This is the joint website of  Women Against Rape and Black Women's Rape Action Project. Both organisations are based on self-help and provide support, legal information and advocacy. We campaign for justice and protection for all women and girls, including asylum seekers, who have suffered sexual, domestic and/or racist violence.

WAR was founded in 1976. It has won changes in the law, such as making rape in marriage a crime, set legal precedents and achieved compensation for many women. BWRAP was founded in 1991. It focuses on getting justice for women of colour, bringing out the particular discrimination they face. It has prevented the deportation of many rape survivors. Both organisations are multiracial.




Coming together for self-help

Mariareport.JPGMaria Kassaga, All African Women's Group, Introduction
Women speak out in Parliament against detention, deportation, privatisation and profiteering. 14 January 2010
Report of meeting and more speaches

All African Women’s Group, founded in 2002, is a group of women of different nationalities from different backgrounds. We may sometimes come from different sides of a political conflict but we have managed to stay together because we cease to think of ourselves as rivals but as people going thru the same experience. The problems we have unite us.

We are helped in that we are a self-help group so women are expected to be active on their own case as well as being ready to help others.

With BWRAP, LAW and WAR we co-ordinate a daily rota of volunteers taking calls from women in detention and working on our own cases. Many of us who do this work have been detained ourselves. So we know the fight women make from our own experience as well as from the position of helping women in this way.

What initially prompted this meeting was that we couldn’t get hold of women inside and we thought it unacceptable that women in detention should be isolated from life-saving support.
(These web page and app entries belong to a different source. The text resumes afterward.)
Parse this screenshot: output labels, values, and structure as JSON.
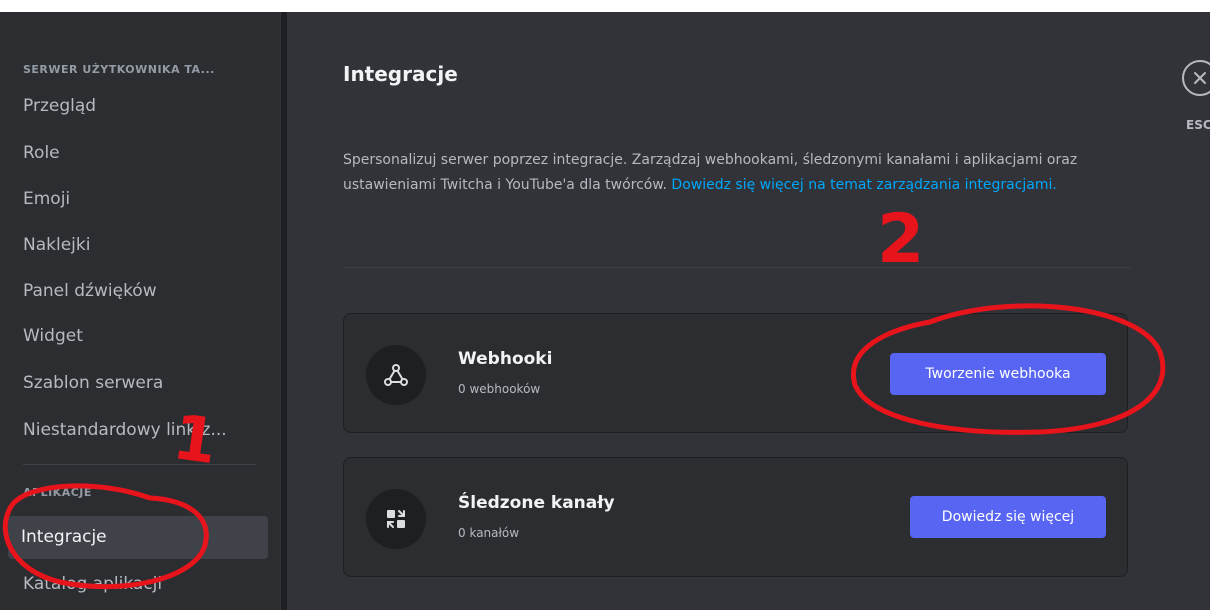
{
  "sidebar": {
    "server_header": "SERWER UŻYTKOWNIKA TA...",
    "items": [
      {
        "label": "Przegląd"
      },
      {
        "label": "Role"
      },
      {
        "label": "Emoji"
      },
      {
        "label": "Naklejki"
      },
      {
        "label": "Panel dźwięków"
      },
      {
        "label": "Widget"
      },
      {
        "label": "Szablon serwera"
      },
      {
        "label": "Niestandardowy link z..."
      }
    ],
    "apps_section_header": "APLIKACJE",
    "apps_items": [
      {
        "label": "Integracje",
        "active": true
      },
      {
        "label": "Katalog aplikacji"
      }
    ]
  },
  "main": {
    "title": "Integracje",
    "description": "Spersonalizuj serwer poprzez integracje. Zarządzaj webhookami, śledzonymi kanałami i aplikacjami oraz ustawieniami Twitcha i YouTube'a dla twórców.",
    "learn_more_link": "Dowiedz się więcej na temat zarządzania integracjami.",
    "cards": [
      {
        "title": "Webhooki",
        "subtitle": "0 webhooków",
        "button": "Tworzenie webhooka",
        "icon": "webhook-icon"
      },
      {
        "title": "Śledzone kanały",
        "subtitle": "0 kanałów",
        "button": "Dowiedz się więcej",
        "icon": "followed-channels-icon"
      }
    ]
  },
  "close": {
    "label": "ESC",
    "icon": "close-icon"
  },
  "annotations": {
    "step_one": "1",
    "step_two": "2",
    "color": "#e8141c"
  }
}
Most importantly women in detention are up against a regime determined to stop us from organising and associating with others. That is why the work we do informing women of their rights, using a copy of LAWs Guide (a copy gets sent to every woman in detention who is in touch with us) is so crucial because it gives women strength, encouragement and confidence to fight. Our group which can call on the support of other groups at the Centre gives us individually the strength to carry on.

Much of our experience is very hidden. In Africa and in the other countries we came from we organised for survival and change. When faced with persecution we organised to save our lives and the lives of our family and get to the UK. This achievement is never acknowledged. It requires mental and physical courage and we have to do this at moments when we may be traumatised by what we have suffered including death of loved ones and torture.

What is also hidden is what happens to us when we are sent back. I know this from personal experience and we have kept in touch with women after they have been removed and know that some have been raped or tortured in other ways. This is evidence against claims that we are bogus and don’t have the right to be here. As Cristel said we want action to come out from this meeting and one of our central demands is an enquiry into what happens to the thousands of women, children and men who are sent back.